But, that could soon change.
As shown below, net inflows have now occurred during three of the last four weeks for the SPDR Gold Shares ETF (GLD) and, given the relatively modest rise in price in recent weeks, this could be significant.
Over the last year, August was the only other occasion when similar gains were seen for GLD holdings and this occurred only at the very end of a nearly 20 percent move higher to over $1,400 an ounce.
With equity markets weak so far this year, it seems clear that U.S. investors have a renewed interest in gold. How long that lasts and if it intensifies are key questions.
Recall that GLD holdings are widely considered to be a solid gauge of investor sentiment in the West, but clearly a lagging indicator as shown in the chart.
The fact that there's not been much of a lag this time around could be quite important for any ongoing gold market rally in that already stressed physical markets could be further pressured if GLD inflows increase.
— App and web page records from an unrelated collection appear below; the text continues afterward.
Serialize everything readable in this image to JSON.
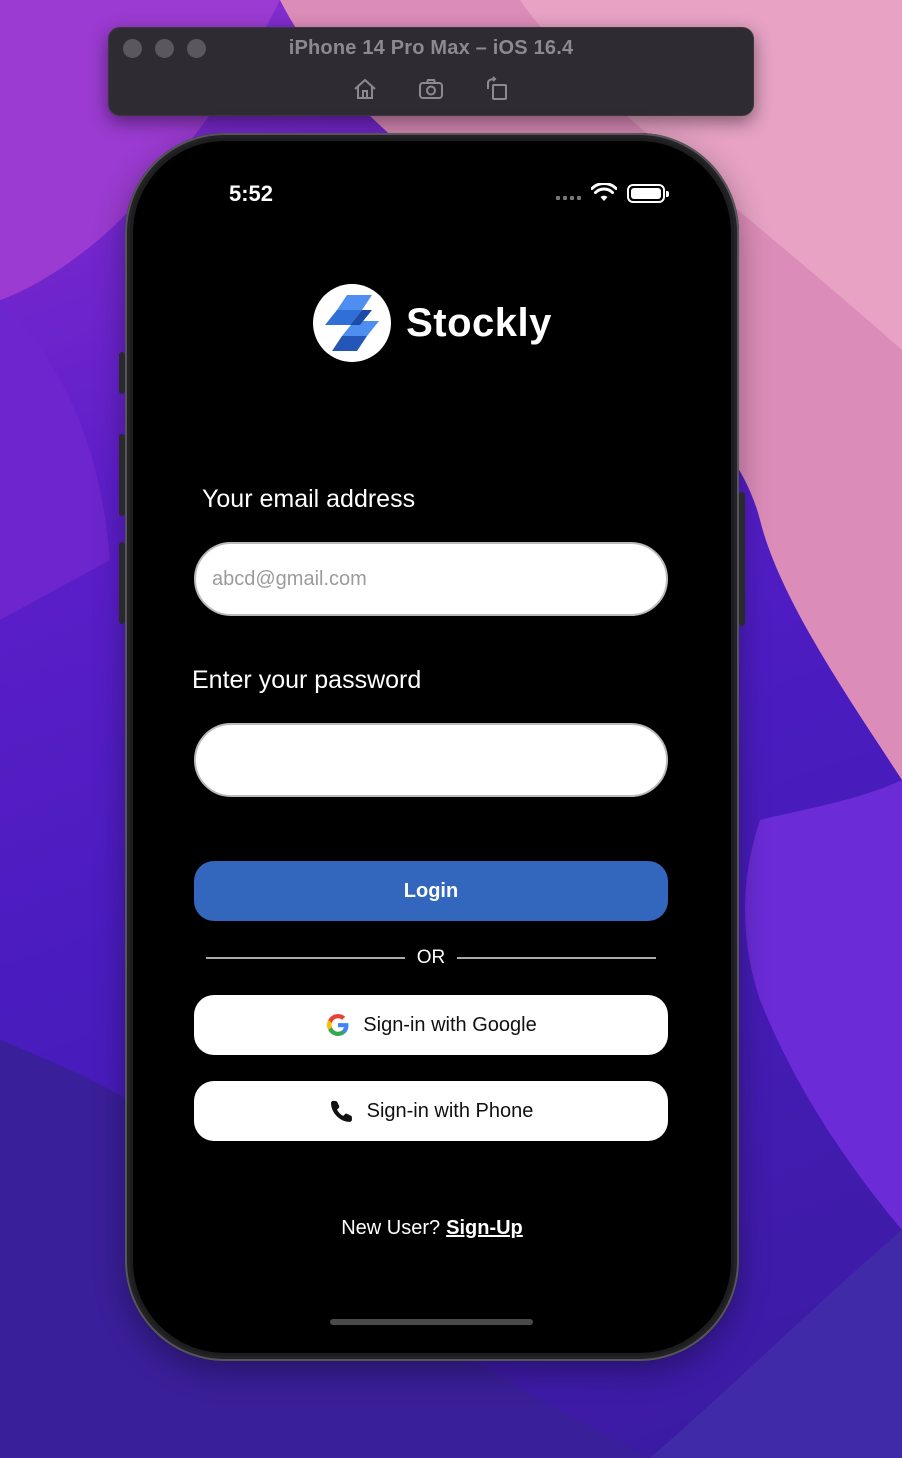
{
  "simulator": {
    "title": "iPhone 14 Pro Max – iOS 16.4",
    "tools": [
      "home-icon",
      "screenshot-icon",
      "rotate-icon"
    ]
  },
  "status_bar": {
    "time": "5:52"
  },
  "brand": {
    "name": "Stockly",
    "logo_color": "#3a7be0"
  },
  "form": {
    "email_label": "Your email address",
    "email_placeholder": "abcd@gmail.com",
    "email_value": "",
    "password_label": "Enter your password",
    "password_value": "",
    "login_label": "Login"
  },
  "divider": {
    "text": "OR"
  },
  "social": {
    "google_label": "Sign-in with Google",
    "phone_label": "Sign-in with Phone"
  },
  "footer": {
    "prompt": "New User?",
    "signup_link": "Sign-Up"
  },
  "colors": {
    "primary": "#3267bd",
    "screen_bg": "#000000"
  }
}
As for silver, the holdings for the popular iShares Silver Trust ETF (SLV) fell by 49 tonnes last week after rising by 66 tonnes the week prior. SLV holdings are now 87 tonnes higher than where they began the year as this ETF continues to see solid demand despite the metal coming up on the three-year anniversary of a record high near $50 an ounce, more than double its current price.
Markets in China, the world's largest gold consumer where the physical metal is much preferred over the paper variety, re-opened on Friday after a week-long Lunar New Year holiday and this contributed to the late-week move higher in metal prices. The Economic Times reported that gold premiums rose from $4 an ounce just prior to the holiday to $11 an ounce in Friday trading in a clear sign of strong ongoing physical demand.
In India, following speculation that the government may relax gold import curbs after their trade deficit declined, Reuters reported that a finance official said they have no plans to roll back these measures. Gold premiums in India fell last week from about $80 an ounce to below $75, however, smuggled gold was said to be available at a premium of just $65 an ounce and this has been a rising source of gold supply into the country.
Back here in the U.S., CoinNews reported that sales of one-ounce gold coins rose to 4,755,000 in January, a total surpassed only three times before during January of the last three years - 7.5 million in 2013, 6.1 million in 2012, and 6.4 million in 2011. Demand for one-ounce silver coins was also strong, however, the U.S. Mint continues to ration these sales after record demand last year. Recall that U.S. coin sales normally surge in the beginning of the year when new issue coins are introduced, so, month-to-month changes at this time of year are almost meaningless.
Lastly, one of the more intriguing investment stories of the new year has been the stellar performance of gold and silver mining stocks that, after a horrendous few years of once unimaginable losses, are now up substantially in 2014. They have much ground to make up after their 2011-2013 performance, but gold stock funds such as the Market Vectors Gold Miners ETF (GDX) and the Market Vectors Junior Gold Miners ETF (GDXJ) are up an impressive 13 and 25 percent, respectively, after just five weeks of trading with many individual shares having risen by multiples.
Renewed interest in gold and silver mining stocks is surely a positive factor for the metals as the lack of confirmation from the equities portion of the precious metals market has been considered a negative factor for the price of the metals for some time.
What was notable about the relationship between gold and gold stocks last week was that, at the same time that Bank of America predicted the gold price would soon fall to $1,000 an ounce, the World Gold Council reiterated their view that gold prices below $1,200 an ounce would force production cutbacks that could reduce mine output substantially. One of these views is clearly wrong and my guess is it's the former.